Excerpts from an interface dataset
== == ==

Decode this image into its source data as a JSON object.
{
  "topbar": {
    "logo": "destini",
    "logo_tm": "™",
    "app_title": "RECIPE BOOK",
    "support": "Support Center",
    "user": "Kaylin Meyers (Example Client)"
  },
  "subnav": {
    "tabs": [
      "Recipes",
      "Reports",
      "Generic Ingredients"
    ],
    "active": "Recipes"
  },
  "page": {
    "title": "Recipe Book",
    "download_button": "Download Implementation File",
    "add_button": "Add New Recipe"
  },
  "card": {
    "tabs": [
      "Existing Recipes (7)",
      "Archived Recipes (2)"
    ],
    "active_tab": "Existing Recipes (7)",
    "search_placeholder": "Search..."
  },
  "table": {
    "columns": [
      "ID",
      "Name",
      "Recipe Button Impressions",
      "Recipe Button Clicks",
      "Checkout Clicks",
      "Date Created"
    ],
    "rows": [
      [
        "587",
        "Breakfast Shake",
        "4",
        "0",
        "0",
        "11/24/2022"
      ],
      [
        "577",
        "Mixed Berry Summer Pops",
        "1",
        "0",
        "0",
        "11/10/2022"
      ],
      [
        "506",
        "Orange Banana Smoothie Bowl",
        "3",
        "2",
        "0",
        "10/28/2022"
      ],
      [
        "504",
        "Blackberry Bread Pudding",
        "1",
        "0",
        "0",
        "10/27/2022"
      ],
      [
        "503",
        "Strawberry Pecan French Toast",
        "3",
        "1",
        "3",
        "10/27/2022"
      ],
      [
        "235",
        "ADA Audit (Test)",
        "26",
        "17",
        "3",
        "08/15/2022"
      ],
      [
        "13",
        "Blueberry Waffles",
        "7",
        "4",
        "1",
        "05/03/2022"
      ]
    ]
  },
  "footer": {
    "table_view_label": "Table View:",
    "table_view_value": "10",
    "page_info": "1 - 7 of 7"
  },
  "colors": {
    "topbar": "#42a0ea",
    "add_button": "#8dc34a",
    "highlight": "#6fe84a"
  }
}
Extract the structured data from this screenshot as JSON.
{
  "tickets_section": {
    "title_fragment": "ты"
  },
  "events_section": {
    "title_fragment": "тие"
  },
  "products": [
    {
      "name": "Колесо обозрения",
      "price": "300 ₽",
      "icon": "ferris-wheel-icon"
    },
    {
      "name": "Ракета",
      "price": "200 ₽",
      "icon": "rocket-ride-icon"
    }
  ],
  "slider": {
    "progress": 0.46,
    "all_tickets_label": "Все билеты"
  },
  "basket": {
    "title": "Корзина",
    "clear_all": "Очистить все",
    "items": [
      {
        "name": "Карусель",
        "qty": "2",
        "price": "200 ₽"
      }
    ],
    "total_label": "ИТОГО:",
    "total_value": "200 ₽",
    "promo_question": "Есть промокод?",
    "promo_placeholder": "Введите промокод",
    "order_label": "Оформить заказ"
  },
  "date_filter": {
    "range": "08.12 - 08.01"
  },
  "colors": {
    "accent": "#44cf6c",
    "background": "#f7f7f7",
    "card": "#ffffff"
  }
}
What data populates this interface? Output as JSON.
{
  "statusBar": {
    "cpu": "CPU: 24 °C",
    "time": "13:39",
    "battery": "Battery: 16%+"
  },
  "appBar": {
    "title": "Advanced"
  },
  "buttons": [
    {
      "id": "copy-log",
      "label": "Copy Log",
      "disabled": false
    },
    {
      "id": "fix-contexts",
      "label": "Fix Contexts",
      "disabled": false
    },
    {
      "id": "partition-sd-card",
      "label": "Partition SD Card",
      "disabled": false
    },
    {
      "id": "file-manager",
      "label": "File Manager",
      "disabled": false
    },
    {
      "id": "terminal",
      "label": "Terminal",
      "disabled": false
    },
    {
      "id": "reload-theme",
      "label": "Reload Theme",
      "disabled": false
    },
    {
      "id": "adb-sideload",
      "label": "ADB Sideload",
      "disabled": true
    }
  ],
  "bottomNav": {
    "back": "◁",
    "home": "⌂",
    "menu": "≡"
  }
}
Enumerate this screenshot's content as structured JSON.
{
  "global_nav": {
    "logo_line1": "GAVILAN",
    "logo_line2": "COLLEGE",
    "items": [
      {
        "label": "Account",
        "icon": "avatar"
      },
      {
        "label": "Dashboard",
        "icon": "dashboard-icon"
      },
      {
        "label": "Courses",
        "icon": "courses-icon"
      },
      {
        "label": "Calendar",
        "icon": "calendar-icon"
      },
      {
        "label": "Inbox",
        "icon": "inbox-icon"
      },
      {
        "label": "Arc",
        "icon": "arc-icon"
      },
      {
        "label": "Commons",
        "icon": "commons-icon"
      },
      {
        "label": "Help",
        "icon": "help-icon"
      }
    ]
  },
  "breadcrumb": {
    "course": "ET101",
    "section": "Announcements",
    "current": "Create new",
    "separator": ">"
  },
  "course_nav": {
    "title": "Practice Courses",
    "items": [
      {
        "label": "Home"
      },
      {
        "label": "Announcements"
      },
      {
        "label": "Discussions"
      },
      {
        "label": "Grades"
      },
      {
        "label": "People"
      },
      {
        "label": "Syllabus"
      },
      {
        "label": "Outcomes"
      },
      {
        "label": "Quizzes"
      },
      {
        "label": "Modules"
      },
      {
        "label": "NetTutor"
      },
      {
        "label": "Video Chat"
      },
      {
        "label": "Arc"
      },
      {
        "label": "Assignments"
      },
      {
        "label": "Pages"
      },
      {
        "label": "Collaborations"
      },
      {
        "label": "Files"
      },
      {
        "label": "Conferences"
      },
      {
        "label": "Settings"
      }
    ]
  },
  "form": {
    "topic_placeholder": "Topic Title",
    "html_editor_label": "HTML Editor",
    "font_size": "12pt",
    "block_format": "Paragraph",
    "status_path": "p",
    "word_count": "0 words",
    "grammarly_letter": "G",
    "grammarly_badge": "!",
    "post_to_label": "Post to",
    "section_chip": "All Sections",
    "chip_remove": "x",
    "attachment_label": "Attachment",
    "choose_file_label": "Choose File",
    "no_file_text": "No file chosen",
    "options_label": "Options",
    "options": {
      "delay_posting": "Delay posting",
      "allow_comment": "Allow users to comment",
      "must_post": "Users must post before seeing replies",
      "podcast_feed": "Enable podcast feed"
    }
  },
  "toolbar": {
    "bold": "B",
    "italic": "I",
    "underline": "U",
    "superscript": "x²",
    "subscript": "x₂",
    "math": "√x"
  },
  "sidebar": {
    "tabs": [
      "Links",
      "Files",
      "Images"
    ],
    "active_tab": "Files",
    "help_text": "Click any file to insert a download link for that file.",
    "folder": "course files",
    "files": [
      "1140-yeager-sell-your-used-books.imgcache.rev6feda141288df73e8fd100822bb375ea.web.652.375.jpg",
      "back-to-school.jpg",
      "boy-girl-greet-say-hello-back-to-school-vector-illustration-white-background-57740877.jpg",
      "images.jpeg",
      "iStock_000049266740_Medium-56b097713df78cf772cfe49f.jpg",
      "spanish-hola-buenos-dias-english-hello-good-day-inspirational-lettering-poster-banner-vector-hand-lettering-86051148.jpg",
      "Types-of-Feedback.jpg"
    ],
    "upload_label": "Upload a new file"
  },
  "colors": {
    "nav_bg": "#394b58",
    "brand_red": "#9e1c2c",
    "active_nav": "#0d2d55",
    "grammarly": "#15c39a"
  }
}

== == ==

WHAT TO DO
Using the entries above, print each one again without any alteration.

EXERCISE RESPONSE
Decode this image into its source data as a JSON object.
{
  "topbar": {
    "logo": "destini",
    "logo_tm": "™",
    "app_title": "RECIPE BOOK",
    "support": "Support Center",
    "user": "Kaylin Meyers (Example Client)"
  },
  "subnav": {
    "tabs": [
      "Recipes",
      "Reports",
      "Generic Ingredients"
    ],
    "active": "Recipes"
  },
  "page": {
    "title": "Recipe Book",
    "download_button": "Download Implementation File",
    "add_button": "Add New Recipe"
  },
  "card": {
    "tabs": [
      "Existing Recipes (7)",
      "Archived Recipes (2)"
    ],
    "active_tab": "Existing Recipes (7)",
    "search_placeholder": "Search..."
  },
  "table": {
    "columns": [
      "ID",
      "Name",
      "Recipe Button Impressions",
      "Recipe Button Clicks",
      "Checkout Clicks",
      "Date Created"
    ],
    "rows": [
      [
        "587",
        "Breakfast Shake",
        "4",
        "0",
        "0",
        "11/24/2022"
      ],
      [
        "577",
        "Mixed Berry Summer Pops",
        "1",
        "0",
        "0",
        "11/10/2022"
      ],
      [
        "506",
        "Orange Banana Smoothie Bowl",
        "3",
        "2",
        "0",
        "10/28/2022"
      ],
      [
        "504",
        "Blackberry Bread Pudding",
        "1",
        "0",
        "0",
        "10/27/2022"
      ],
      [
        "503",
        "Strawberry Pecan French Toast",
        "3",
        "1",
        "3",
        "10/27/2022"
      ],
      [
        "235",
        "ADA Audit (Test)",
        "26",
        "17",
        "3",
        "08/15/2022"
      ],
      [
        "13",
        "Blueberry Waffles",
        "7",
        "4",
        "1",
        "05/03/2022"
      ]
    ]
  },
  "footer": {
    "table_view_label": "Table View:",
    "table_view_value": "10",
    "page_info": "1 - 7 of 7"
  },
  "colors": {
    "topbar": "#42a0ea",
    "add_button": "#8dc34a",
    "highlight": "#6fe84a"
  }
}
Extract the structured data from this screenshot as JSON.
{
  "tickets_section": {
    "title_fragment": "ты"
  },
  "events_section": {
    "title_fragment": "тие"
  },
  "products": [
    {
      "name": "Колесо обозрения",
      "price": "300 ₽",
      "icon": "ferris-wheel-icon"
    },
    {
      "name": "Ракета",
      "price": "200 ₽",
      "icon": "rocket-ride-icon"
    }
  ],
  "slider": {
    "progress": 0.46,
    "all_tickets_label": "Все билеты"
  },
  "basket": {
    "title": "Корзина",
    "clear_all": "Очистить все",
    "items": [
      {
        "name": "Карусель",
        "qty": "2",
        "price": "200 ₽"
      }
    ],
    "total_label": "ИТОГО:",
    "total_value": "200 ₽",
    "promo_question": "Есть промокод?",
    "promo_placeholder": "Введите промокод",
    "order_label": "Оформить заказ"
  },
  "date_filter": {
    "range": "08.12 - 08.01"
  },
  "colors": {
    "accent": "#44cf6c",
    "background": "#f7f7f7",
    "card": "#ffffff"
  }
}
What data populates this interface? Output as JSON.
{
  "statusBar": {
    "cpu": "CPU: 24 °C",
    "time": "13:39",
    "battery": "Battery: 16%+"
  },
  "appBar": {
    "title": "Advanced"
  },
  "buttons": [
    {
      "id": "copy-log",
      "label": "Copy Log",
      "disabled": false
    },
    {
      "id": "fix-contexts",
      "label": "Fix Contexts",
      "disabled": false
    },
    {
      "id": "partition-sd-card",
      "label": "Partition SD Card",
      "disabled": false
    },
    {
      "id": "file-manager",
      "label": "File Manager",
      "disabled": false
    },
    {
      "id": "terminal",
      "label": "Terminal",
      "disabled": false
    },
    {
      "id": "reload-theme",
      "label": "Reload Theme",
      "disabled": false
    },
    {
      "id": "adb-sideload",
      "label": "ADB Sideload",
      "disabled": true
    }
  ],
  "bottomNav": {
    "back": "◁",
    "home": "⌂",
    "menu": "≡"
  }
}
Enumerate this screenshot's content as structured JSON.
{
  "global_nav": {
    "logo_line1": "GAVILAN",
    "logo_line2": "COLLEGE",
    "items": [
      {
        "label": "Account",
        "icon": "avatar"
      },
      {
        "label": "Dashboard",
        "icon": "dashboard-icon"
      },
      {
        "label": "Courses",
        "icon": "courses-icon"
      },
      {
        "label": "Calendar",
        "icon": "calendar-icon"
      },
      {
        "label": "Inbox",
        "icon": "inbox-icon"
      },
      {
        "label": "Arc",
        "icon": "arc-icon"
      },
      {
        "label": "Commons",
        "icon": "commons-icon"
      },
      {
        "label": "Help",
        "icon": "help-icon"
      }
    ]
  },
  "breadcrumb": {
    "course": "ET101",
    "section": "Announcements",
    "current": "Create new",
    "separator": ">"
  },
  "course_nav": {
    "title": "Practice Courses",
    "items": [
      {
        "label": "Home"
      },
      {
        "label": "Announcements"
      },
      {
        "label": "Discussions"
      },
      {
        "label": "Grades"
      },
      {
        "label": "People"
      },
      {
        "label": "Syllabus"
      },
      {
        "label": "Outcomes"
      },
      {
        "label": "Quizzes"
      },
      {
        "label": "Modules"
      },
      {
        "label": "NetTutor"
      },
      {
        "label": "Video Chat"
      },
      {
        "label": "Arc"
      },
      {
        "label": "Assignments"
      },
      {
        "label": "Pages"
      },
      {
        "label": "Collaborations"
      },
      {
        "label": "Files"
      },
      {
        "label": "Conferences"
      },
      {
        "label": "Settings"
      }
    ]
  },
  "form": {
    "topic_placeholder": "Topic Title",
    "html_editor_label": "HTML Editor",
    "font_size": "12pt",
    "block_format": "Paragraph",
    "status_path": "p",
    "word_count": "0 words",
    "grammarly_letter": "G",
    "grammarly_badge": "!",
    "post_to_label": "Post to",
    "section_chip": "All Sections",
    "chip_remove": "x",
    "attachment_label": "Attachment",
    "choose_file_label": "Choose File",
    "no_file_text": "No file chosen",
    "options_label": "Options",
    "options": {
      "delay_posting": "Delay posting",
      "allow_comment": "Allow users to comment",
      "must_post": "Users must post before seeing replies",
      "podcast_feed": "Enable podcast feed"
    }
  },
  "toolbar": {
    "bold": "B",
    "italic": "I",
    "underline": "U",
    "superscript": "x²",
    "subscript": "x₂",
    "math": "√x"
  },
  "sidebar": {
    "tabs": [
      "Links",
      "Files",
      "Images"
    ],
    "active_tab": "Files",
    "help_text": "Click any file to insert a download link for that file.",
    "folder": "course files",
    "files": [
      "1140-yeager-sell-your-used-books.imgcache.rev6feda141288df73e8fd100822bb375ea.web.652.375.jpg",
      "back-to-school.jpg",
      "boy-girl-greet-say-hello-back-to-school-vector-illustration-white-background-57740877.jpg",
      "images.jpeg",
      "iStock_000049266740_Medium-56b097713df78cf772cfe49f.jpg",
      "spanish-hola-buenos-dias-english-hello-good-day-inspirational-lettering-poster-banner-vector-hand-lettering-86051148.jpg",
      "Types-of-Feedback.jpg"
    ],
    "upload_label": "Upload a new file"
  },
  "colors": {
    "nav_bg": "#394b58",
    "brand_red": "#9e1c2c",
    "active_nav": "#0d2d55",
    "grammarly": "#15c39a"
  }
}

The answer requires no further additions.